— WORK TASK —
What lines below contain the string "icon"? List them all.

— Dataset records —
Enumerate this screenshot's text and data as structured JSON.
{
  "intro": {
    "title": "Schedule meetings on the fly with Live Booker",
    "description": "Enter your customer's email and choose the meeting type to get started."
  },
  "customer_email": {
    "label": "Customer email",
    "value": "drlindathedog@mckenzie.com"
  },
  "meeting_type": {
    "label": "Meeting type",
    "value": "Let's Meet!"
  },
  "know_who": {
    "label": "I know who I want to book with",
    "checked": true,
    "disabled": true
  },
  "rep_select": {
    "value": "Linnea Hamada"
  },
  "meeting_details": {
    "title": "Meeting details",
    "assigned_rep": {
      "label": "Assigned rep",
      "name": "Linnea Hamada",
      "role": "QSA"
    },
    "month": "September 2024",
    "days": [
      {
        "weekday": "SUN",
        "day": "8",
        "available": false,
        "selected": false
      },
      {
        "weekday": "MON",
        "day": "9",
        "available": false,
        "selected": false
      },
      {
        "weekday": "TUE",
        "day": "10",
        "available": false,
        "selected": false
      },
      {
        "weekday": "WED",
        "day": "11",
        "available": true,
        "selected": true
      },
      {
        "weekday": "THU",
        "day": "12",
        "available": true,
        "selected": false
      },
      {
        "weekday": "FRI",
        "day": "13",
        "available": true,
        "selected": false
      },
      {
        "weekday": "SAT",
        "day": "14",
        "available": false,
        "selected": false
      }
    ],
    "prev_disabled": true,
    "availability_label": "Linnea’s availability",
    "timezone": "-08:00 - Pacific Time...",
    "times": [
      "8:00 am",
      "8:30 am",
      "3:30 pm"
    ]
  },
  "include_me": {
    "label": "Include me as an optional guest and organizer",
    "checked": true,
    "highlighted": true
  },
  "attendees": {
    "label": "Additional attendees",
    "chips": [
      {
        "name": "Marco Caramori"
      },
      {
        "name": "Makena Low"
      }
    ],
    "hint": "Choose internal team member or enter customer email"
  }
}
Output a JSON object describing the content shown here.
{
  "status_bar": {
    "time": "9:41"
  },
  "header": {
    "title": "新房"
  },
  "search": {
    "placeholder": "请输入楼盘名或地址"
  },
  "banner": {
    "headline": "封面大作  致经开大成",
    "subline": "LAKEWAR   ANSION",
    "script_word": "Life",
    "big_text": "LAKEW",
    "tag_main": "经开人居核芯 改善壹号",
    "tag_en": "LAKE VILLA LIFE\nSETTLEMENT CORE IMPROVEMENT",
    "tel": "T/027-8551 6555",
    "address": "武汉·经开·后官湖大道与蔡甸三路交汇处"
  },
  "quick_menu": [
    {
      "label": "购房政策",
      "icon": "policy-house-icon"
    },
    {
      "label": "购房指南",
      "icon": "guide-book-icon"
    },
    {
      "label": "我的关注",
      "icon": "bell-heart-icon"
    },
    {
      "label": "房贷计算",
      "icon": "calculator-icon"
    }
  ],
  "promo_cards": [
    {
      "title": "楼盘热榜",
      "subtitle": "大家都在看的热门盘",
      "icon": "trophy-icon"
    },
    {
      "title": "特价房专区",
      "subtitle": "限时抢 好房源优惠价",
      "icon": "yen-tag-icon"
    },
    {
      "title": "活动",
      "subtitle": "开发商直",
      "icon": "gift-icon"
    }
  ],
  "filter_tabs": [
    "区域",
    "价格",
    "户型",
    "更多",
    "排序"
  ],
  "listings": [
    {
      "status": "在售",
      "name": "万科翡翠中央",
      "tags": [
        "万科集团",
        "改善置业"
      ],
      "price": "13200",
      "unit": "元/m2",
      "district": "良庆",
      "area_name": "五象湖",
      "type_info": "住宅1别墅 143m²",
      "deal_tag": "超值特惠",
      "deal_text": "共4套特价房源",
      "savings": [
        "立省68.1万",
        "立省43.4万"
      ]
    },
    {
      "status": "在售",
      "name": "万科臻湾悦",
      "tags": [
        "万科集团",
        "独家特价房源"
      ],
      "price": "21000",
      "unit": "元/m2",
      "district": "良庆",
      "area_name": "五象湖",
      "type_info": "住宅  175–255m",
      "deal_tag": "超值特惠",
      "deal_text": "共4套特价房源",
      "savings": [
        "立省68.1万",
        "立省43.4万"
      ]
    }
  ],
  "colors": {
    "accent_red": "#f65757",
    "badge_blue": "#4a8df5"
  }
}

— ANSWER SPACE —
      "icon": "policy-house-icon"
      "icon": "guide-book-icon"
      "icon": "bell-heart-icon"
      "icon": "calculator-icon"
      "icon": "trophy-icon"
      "icon": "yen-tag-icon"
      "icon": "gift-icon"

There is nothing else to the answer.